Since then, information on the 3G iPhone began rolling in. In September, Apple inked a deal with InterDigital, a relatively big name when it comes to licensing 3G technologies. In November 2007, a contact at O2 (the exclusive iPhone carrier in the UK) told Ars that Apple had told the company to expect a 3G iPhone "very late next year." Later that same month, AT&T CEO Randall Stephenson reinforced that anonymous comment with a more official one, saying that the 3G iPhone would come "next year."
And that's almost all that we know for sure. But before we get into the list of rumors and speculation, one more mention of 3G popped up this week when Apple released beta 3 of its iPhone SDK. Hackers found that the new firmware contains references to an updated chipset—namely, the SGOLD3H from Infineon. This chip adds support for 3G networking, including WCDMA, the 3G flavor used in Japan and Korea.
That gray area in the middle
"Experts" began weighing in on their own 3G speculations late last year, with CNBC's Jim Goldman declaring last December that he expected May or June for a 3G iPhone launch. Others, like Citigroup's Richard Gardner and Bank of America's Scott Craig, have agreed on that time frame, with Craig going so far as to say he expects 3 million units to be available in May and another 8 million by the third quarter of the year. Even the Wall Street Journal's Walt Mossberg made an observation last week that the iPhone would go 3G "within 60 days," but he later clarified to Silicon Alley Insider that his statement was merely speculation and that he doesn't know any more than the rest of us.
While we have been skeptical in the past of a 3G iPhone release so early in the year, a June release would not be entirely unheard of—especially considering that Apple's WWDC 2008 will take place during the second week of the month.
But what about all the other little details? There are rumors to fill those gaps too. Apple resellers in Australia have allegedly gotten word that they will be able to sell 3G iPhones by the end of June, and with no carrier lock-in. (All but one of Australia's cell networks use 3G.) The Australian rumor, plus an expected Asian iPhone launch sometime this year (where 3G is also predominant) make the June release somewhat plausible.
The most recent rumors on the topic of the 3G iPhone come by way of "industry sources," who told TG Daily that the 3G iPhone will definitely launch this June at WWDC with some (but not many) changes from the original iPhone. These sources say that there will be at least two models—8GB and 16GB like the current EDGE-compatible iPhones. They will be priced the same as well, at $399 and $499, with the possibility of a 32GB $599 model. The OS will remain the same, although the casing will allegedly be about 2.5mm thinner than the current iPhone.
What we don't know
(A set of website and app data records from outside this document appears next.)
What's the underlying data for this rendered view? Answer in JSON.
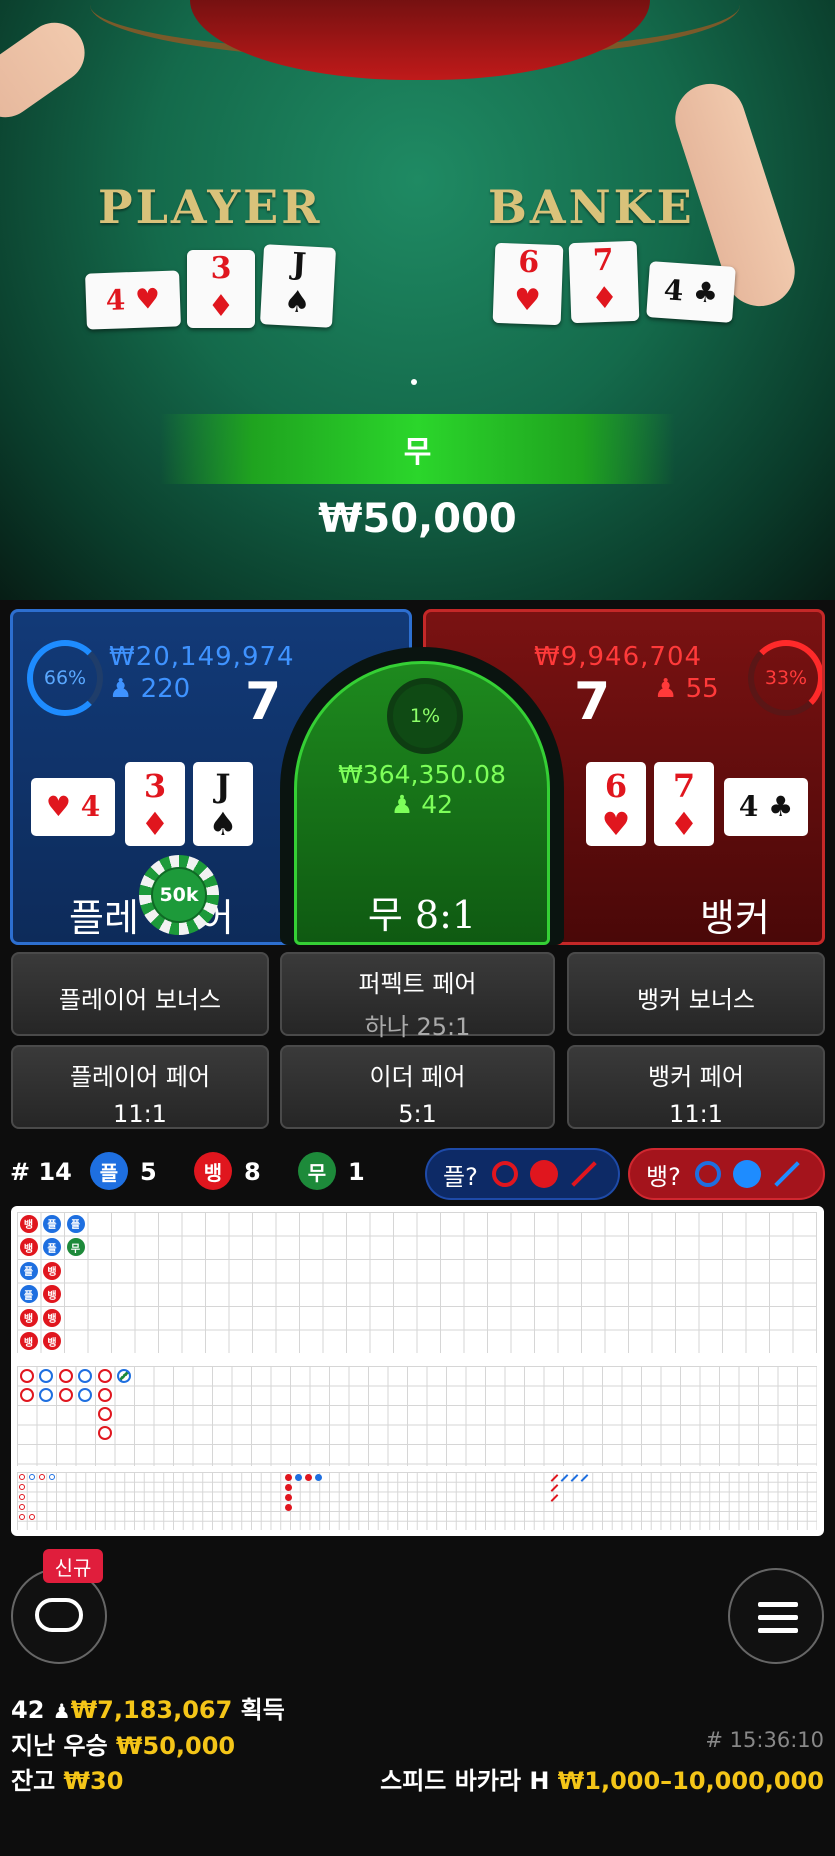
{
  "felt": {
    "player_label": "PLAYER",
    "banker_label": "BANKE",
    "player_cards": [
      {
        "rank": "4",
        "suit": "♥",
        "color": "red"
      },
      {
        "rank": "3",
        "suit": "♦",
        "color": "red"
      },
      {
        "rank": "J",
        "suit": "♠",
        "color": "black"
      }
    ],
    "banker_cards": [
      {
        "rank": "6",
        "suit": "♥",
        "color": "red"
      },
      {
        "rank": "7",
        "suit": "♦",
        "color": "red"
      },
      {
        "rank": "4",
        "suit": "♣",
        "color": "black"
      }
    ]
  },
  "result": {
    "label": "무",
    "win_amount": "₩50,000"
  },
  "bets": {
    "player": {
      "percent": "66%",
      "amount": "₩20,149,974",
      "players": "220",
      "score": "7",
      "label": "플레이어",
      "label_visible": "플레",
      "label_tail": "어",
      "chip": "50k",
      "cards": [
        {
          "rank": "4",
          "suit": "♥",
          "color": "red"
        },
        {
          "rank": "3",
          "suit": "♦",
          "color": "red"
        },
        {
          "rank": "J",
          "suit": "♠",
          "color": "black"
        }
      ]
    },
    "tie": {
      "percent": "1%",
      "amount": "₩364,350.08",
      "players": "42",
      "label": "무 8:1"
    },
    "banker": {
      "percent": "33%",
      "amount": "₩9,946,704",
      "players": "55",
      "score": "7",
      "label": "뱅커",
      "cards": [
        {
          "rank": "6",
          "suit": "♥",
          "color": "red"
        },
        {
          "rank": "7",
          "suit": "♦",
          "color": "red"
        },
        {
          "rank": "4",
          "suit": "♣",
          "color": "black"
        }
      ]
    }
  },
  "side_bets": {
    "player_bonus": "플레이어 보너스",
    "perfect_pair": "퍼펙트 페어",
    "perfect_pair_odds": "하나 25:1",
    "banker_bonus": "뱅커 보너스",
    "player_pair": "플레이어 페어",
    "player_pair_odds": "11:1",
    "either_pair": "이더 페어",
    "either_pair_odds": "5:1",
    "banker_pair": "뱅커 페어",
    "banker_pair_odds": "11:1"
  },
  "summary": {
    "round": "# 14",
    "player_badge": "플",
    "player_count": "5",
    "banker_badge": "뱅",
    "banker_count": "8",
    "tie_badge": "무",
    "tie_count": "1",
    "ask_player": "플?",
    "ask_banker": "뱅?"
  },
  "colors": {
    "player": "#1e6fe0",
    "banker": "#e0161e",
    "tie": "#1d8a3a",
    "gold": "#f4c518"
  },
  "roadmap": {
    "bead_road": [
      [
        "뱅",
        "뱅",
        "플",
        "플",
        "뱅",
        "뱅"
      ],
      [
        "플",
        "플",
        "뱅",
        "뱅",
        "뱅",
        "뱅"
      ],
      [
        "플",
        "무"
      ]
    ]
  },
  "bottom": {
    "new_badge": "신규",
    "players": "42",
    "total_win": "₩7,183,067",
    "total_win_suffix": "획득",
    "last_win_label": "지난 우승",
    "last_win_amount": "₩50,000",
    "game_id": "# 15:36:10",
    "balance_label": "잔고",
    "balance_amount": "₩30",
    "table_name": "스피드 바카라 H",
    "limits": "₩1,000–10,000,000"
  },
  "icons": {
    "lobby": "lobby-icon",
    "menu": "menu-icon",
    "person": "person-icon"
  }
}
What we don't know about the 3G iPhone encompasses a lot, because there are still some details that not even the most prominent rumors have touched on. For example, the latest 3G rumors make no mention of whether the EDGE iPhone's price will drop upon introduction of the 3G models. If they both operate on the same network and the 3G models will be the same price as the EDGE models currently are, then it would only make sense. Perhaps it will be at WWDC when we will finally see the long-rumored $100 price drop on EDGE-compatible iPhones.
We also merely assume (but do not know) that the 3G iPhone will necessarily be locked into AT&T like the EDGE iPhone is currently. Apple may be on a five-year contract with AT&T, but the terms of that contract are secret, so we do not know whether it addresses specific devices or anything Apple develops with the moniker "iPhone" through 2012.
One thing we are sure of is that the buzz shows no signs of slowing down between now and the 3G iPhone's launch, so be prepared to be bombarded with news for the next couple of months. At least.